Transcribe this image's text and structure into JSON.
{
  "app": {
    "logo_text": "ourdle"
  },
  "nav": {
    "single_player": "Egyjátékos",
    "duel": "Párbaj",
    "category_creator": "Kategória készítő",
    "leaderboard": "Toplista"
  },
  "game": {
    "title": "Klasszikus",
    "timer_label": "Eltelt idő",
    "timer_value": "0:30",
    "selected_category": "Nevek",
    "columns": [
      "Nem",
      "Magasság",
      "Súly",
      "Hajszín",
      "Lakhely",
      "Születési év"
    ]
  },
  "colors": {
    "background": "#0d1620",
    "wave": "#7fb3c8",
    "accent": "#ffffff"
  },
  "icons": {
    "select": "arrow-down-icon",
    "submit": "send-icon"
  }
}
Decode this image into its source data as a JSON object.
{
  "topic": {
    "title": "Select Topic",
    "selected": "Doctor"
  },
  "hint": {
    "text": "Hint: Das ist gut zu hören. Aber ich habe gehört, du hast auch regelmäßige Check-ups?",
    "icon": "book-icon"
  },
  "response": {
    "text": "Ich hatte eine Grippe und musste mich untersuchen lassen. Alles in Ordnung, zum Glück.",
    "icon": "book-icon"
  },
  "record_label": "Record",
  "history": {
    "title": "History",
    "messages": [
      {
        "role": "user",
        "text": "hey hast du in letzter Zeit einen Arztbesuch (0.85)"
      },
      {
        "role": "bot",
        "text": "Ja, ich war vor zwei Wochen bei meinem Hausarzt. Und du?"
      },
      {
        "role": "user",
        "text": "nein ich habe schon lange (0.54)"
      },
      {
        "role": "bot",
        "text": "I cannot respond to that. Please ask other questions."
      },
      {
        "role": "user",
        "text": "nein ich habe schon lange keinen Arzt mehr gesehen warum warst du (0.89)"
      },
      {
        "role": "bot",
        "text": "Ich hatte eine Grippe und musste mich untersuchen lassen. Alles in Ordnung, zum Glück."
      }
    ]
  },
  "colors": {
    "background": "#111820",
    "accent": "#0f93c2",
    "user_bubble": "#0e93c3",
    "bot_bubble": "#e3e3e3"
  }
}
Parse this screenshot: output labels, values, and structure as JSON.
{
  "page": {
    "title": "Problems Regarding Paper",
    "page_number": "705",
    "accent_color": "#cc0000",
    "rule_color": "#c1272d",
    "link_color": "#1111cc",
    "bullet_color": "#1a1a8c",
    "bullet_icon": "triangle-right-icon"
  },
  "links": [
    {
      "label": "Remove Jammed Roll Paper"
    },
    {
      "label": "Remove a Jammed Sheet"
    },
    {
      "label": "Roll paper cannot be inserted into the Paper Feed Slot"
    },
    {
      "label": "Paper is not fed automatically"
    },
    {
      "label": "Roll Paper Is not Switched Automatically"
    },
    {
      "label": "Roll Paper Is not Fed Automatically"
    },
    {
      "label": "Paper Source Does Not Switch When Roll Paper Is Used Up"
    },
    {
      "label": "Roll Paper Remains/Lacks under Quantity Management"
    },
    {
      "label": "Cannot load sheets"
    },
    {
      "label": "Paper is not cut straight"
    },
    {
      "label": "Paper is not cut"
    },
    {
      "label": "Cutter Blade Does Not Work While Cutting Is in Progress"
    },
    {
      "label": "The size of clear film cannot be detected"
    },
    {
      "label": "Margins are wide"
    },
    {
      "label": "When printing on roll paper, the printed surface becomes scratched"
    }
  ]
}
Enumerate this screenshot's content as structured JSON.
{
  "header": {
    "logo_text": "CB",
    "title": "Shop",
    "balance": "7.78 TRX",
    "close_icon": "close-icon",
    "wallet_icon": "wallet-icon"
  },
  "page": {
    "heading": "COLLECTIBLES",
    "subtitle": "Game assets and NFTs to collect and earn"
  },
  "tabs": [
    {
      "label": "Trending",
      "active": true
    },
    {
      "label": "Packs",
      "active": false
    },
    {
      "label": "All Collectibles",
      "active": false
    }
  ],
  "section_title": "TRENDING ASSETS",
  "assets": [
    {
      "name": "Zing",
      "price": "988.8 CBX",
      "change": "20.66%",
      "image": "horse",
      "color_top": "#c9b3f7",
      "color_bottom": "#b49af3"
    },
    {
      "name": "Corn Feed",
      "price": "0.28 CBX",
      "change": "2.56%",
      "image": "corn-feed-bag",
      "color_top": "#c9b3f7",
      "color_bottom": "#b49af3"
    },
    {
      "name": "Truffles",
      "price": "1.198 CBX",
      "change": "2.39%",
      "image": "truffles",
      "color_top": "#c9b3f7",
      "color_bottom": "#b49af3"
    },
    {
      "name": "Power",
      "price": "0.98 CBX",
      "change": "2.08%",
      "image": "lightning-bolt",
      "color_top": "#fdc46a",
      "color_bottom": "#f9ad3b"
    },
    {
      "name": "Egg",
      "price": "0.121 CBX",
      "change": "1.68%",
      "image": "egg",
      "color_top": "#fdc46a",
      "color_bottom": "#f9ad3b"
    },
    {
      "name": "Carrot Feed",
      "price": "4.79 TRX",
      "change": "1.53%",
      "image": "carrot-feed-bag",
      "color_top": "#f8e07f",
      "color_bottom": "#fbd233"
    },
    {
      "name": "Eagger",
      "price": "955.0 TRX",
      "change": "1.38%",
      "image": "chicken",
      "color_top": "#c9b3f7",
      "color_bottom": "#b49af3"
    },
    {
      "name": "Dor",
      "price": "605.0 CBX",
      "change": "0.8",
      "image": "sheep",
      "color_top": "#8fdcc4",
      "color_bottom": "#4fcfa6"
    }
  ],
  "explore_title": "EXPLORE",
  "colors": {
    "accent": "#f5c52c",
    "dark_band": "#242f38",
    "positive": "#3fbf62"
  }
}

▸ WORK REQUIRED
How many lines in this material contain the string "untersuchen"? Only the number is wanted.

▸ EXERCISE ANSWER
2